Interface dataset entries
+ + +

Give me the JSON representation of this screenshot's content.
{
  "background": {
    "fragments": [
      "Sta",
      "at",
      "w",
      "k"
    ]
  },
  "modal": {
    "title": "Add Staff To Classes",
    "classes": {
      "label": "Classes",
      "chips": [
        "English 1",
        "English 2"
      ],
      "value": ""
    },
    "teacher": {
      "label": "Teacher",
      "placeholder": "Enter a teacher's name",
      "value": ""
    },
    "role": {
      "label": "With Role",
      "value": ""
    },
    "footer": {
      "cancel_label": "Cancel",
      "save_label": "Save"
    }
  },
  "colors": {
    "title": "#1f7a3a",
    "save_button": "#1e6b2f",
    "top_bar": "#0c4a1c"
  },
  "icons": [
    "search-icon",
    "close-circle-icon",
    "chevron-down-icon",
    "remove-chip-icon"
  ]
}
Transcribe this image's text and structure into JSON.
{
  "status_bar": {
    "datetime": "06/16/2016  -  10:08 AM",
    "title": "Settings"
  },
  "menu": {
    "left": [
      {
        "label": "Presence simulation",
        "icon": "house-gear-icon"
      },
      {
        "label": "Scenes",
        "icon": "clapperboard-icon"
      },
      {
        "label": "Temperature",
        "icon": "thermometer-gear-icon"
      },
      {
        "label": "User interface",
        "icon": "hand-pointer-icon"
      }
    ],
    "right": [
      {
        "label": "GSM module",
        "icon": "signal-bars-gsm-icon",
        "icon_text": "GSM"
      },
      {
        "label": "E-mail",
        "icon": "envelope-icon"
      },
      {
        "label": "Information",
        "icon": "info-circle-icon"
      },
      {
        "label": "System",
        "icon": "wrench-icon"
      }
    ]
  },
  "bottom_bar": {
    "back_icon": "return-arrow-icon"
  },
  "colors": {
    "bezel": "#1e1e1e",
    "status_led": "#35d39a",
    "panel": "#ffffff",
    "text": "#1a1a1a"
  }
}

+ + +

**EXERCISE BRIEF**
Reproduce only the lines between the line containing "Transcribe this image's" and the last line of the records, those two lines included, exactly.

**TASK RESPONSE**
Transcribe this image's text and structure into JSON.
{
  "status_bar": {
    "datetime": "06/16/2016  -  10:08 AM",
    "title": "Settings"
  },
  "menu": {
    "left": [
      {
        "label": "Presence simulation",
        "icon": "house-gear-icon"
      },
      {
        "label": "Scenes",
        "icon": "clapperboard-icon"
      },
      {
        "label": "Temperature",
        "icon": "thermometer-gear-icon"
      },
      {
        "label": "User interface",
        "icon": "hand-pointer-icon"
      }
    ],
    "right": [
      {
        "label": "GSM module",
        "icon": "signal-bars-gsm-icon",
        "icon_text": "GSM"
      },
      {
        "label": "E-mail",
        "icon": "envelope-icon"
      },
      {
        "label": "Information",
        "icon": "info-circle-icon"
      },
      {
        "label": "System",
        "icon": "wrench-icon"
      }
    ]
  },
  "bottom_bar": {
    "back_icon": "return-arrow-icon"
  },
  "colors": {
    "bezel": "#1e1e1e",
    "status_led": "#35d39a",
    "panel": "#ffffff",
    "text": "#1a1a1a"
  }
}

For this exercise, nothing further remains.